For this month’s Inviting Writing series, we asked you for personal stories about cafeteria culture: the sights, smells, rituals and survival tactics of shared mealtime. Our first essay comes from Katherine Krein of Sterling, Virginia, who works in a middle school in the special education department, helping students in math and science classes. She charts the skills one learns to master over time as the cafeteria poses new and more elaborate challenges.
Learning Cafeteria Culture, Grade by Grade
By Katherine Krein
School cafeterias from my youth are first remembered by their artifacts. I can visualize several things: the hard and heavy rectangular trays, the substantial metal silverware, the breakable plates filled with food, the little milk cartons, and the thin plastic straws. Lunch was paid for with change in our pockets or purses. Learning how to carry the heavy tray in order to balance the plate of food, silverware, and milk was a proud accomplishment for me as a young girl.

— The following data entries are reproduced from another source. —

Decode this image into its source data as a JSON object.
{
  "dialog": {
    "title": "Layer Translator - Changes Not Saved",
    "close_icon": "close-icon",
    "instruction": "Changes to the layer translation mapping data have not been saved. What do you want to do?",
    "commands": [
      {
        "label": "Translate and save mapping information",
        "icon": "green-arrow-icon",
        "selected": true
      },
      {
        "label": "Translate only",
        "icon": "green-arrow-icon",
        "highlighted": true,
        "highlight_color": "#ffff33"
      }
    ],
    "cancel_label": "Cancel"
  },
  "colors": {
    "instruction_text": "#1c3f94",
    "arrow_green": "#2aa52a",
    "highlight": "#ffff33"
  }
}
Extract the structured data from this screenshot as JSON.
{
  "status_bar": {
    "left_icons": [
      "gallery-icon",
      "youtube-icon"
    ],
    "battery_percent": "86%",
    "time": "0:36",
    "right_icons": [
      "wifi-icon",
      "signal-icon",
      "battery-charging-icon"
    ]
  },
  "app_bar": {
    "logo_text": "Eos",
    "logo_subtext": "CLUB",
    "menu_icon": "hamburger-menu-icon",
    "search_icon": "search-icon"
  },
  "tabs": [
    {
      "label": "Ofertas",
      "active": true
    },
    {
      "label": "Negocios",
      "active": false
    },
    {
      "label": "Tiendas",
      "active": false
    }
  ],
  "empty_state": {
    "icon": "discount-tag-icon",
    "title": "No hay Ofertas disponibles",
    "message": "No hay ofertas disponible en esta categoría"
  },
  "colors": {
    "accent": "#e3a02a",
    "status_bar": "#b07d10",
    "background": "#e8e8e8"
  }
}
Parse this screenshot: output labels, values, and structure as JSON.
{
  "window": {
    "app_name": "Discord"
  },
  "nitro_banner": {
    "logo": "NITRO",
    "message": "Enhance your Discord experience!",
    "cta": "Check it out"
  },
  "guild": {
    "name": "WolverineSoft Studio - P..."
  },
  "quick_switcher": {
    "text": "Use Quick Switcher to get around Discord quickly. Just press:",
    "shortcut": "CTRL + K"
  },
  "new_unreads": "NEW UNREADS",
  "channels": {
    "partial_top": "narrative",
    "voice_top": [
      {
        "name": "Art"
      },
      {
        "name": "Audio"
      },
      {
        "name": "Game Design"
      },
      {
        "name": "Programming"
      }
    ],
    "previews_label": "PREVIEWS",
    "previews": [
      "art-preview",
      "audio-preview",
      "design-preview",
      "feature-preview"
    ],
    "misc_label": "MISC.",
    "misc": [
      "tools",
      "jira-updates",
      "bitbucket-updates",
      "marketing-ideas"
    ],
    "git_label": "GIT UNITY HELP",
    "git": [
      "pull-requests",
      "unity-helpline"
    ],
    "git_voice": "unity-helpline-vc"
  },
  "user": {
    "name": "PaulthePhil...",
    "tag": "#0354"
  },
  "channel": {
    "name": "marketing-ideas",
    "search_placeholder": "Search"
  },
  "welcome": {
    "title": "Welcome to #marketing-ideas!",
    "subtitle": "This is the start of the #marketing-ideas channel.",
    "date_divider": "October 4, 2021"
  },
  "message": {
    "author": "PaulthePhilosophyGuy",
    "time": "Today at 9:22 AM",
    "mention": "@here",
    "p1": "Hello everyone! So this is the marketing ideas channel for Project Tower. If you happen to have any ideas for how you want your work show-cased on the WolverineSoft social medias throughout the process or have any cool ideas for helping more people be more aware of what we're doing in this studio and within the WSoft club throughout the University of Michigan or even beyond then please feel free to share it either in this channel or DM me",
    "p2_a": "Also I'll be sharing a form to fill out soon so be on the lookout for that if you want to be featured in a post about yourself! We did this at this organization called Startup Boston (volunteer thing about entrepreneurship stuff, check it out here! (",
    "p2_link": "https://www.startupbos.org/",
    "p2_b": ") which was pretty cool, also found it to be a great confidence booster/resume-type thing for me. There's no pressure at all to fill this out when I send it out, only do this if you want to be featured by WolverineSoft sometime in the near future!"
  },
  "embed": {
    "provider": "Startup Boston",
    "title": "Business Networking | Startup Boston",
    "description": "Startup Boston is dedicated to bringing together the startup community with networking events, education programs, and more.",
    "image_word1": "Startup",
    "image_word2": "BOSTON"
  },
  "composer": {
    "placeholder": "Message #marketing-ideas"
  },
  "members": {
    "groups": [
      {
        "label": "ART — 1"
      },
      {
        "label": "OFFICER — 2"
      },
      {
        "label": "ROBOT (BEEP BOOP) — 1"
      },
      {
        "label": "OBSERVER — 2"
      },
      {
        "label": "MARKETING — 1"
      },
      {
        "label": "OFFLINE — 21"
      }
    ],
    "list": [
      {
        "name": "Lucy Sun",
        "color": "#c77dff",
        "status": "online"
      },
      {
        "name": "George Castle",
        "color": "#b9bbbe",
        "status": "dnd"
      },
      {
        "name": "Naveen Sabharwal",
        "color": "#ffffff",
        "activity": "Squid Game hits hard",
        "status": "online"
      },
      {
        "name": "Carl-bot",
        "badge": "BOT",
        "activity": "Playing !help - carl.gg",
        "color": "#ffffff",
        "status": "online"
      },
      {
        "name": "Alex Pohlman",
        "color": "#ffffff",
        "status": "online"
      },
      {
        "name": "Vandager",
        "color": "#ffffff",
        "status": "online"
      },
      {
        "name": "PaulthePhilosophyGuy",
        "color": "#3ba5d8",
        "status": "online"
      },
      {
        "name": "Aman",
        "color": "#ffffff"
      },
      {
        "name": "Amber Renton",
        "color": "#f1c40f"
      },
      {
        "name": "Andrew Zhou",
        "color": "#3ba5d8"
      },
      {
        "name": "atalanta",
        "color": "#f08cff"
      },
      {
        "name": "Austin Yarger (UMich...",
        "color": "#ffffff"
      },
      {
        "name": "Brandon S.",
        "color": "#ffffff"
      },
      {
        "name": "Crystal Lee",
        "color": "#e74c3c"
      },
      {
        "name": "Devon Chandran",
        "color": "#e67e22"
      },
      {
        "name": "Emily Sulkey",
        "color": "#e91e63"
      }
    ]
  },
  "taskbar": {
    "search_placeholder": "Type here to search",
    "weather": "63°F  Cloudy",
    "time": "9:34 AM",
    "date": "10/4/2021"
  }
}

Social navigation was the next thing that had to be learned. You had to make friends and form a pact that you would sit together day after day. This could be hard at first if you were the new kid in town. My family moved about every two years throughout my elementary schooling, so I had to be brave and friendly. Trying to fit in would sometimes put me in a morally uncomfortable position. I have a recollection of making friends with a group of girls whose leader was a little mean. I remember one day she put potato chips in the seat of an overweight girl. When the girl sat down and flattened the chips everyone, including me, giggled. This memory still haunts me and fills me with shame.
By junior high school everything became smoother. I had grown, and carrying the full heavy tray became easy. My father’s job no longer required us to move, and we settled into our social surroundings. Knowing where to sit in the cafeteria became routine, and it no longer filled me with uncertainty. But social faux pas were still rather common. I remember sitting across the table from my friend Lisa when somehow milk came shooting out from my straw and ended up in Lisa’s face and hair. I’m not sure how this all transpired, but I am sure that I must have been doing something unladylike. Lisa did not speak to me for the rest of the day, and later in the week she got revenge by flinging peas in my hair and face. We remained friends through it all.
In high school, manners and appearances became more important as I began to view boys in a new way, and I began to notice them noticing me in a different way. Keith was a boy my age who I thought was very cute, and we were sitting across the table from one another. He was playing with his ketchup packet as we talked and flirted, and in an instant the packet burst. Ketchup squirted in my hair and on my face. Shock and surprise turned into laughter. What else could I do? We did end up dating for a while until my interest moved on.
I can barely remember specific foods from my K-12 cafeteria days. In California I loved the cafeteria burritos. Fish was frequently served on Fridays. Pizza is remembered from high school because my sister, two years older than me, could count on me to give her half of mine. Last but not least are memories of the mouth-watering, gooey, sugary and aromatic cinnamon buns. Eating them was such a sensory and sensuous experience.
I have a theory about why I don’t remember more about the food. As a student my brain was bombarded with numerous new and nervous social situations, and I was busy trying to analyze and remember new and complex ideas. Eating was a response to being in the cafeteria, and my primary consciousness was busy with socialization and academic learning. Eating did not require much of my thought.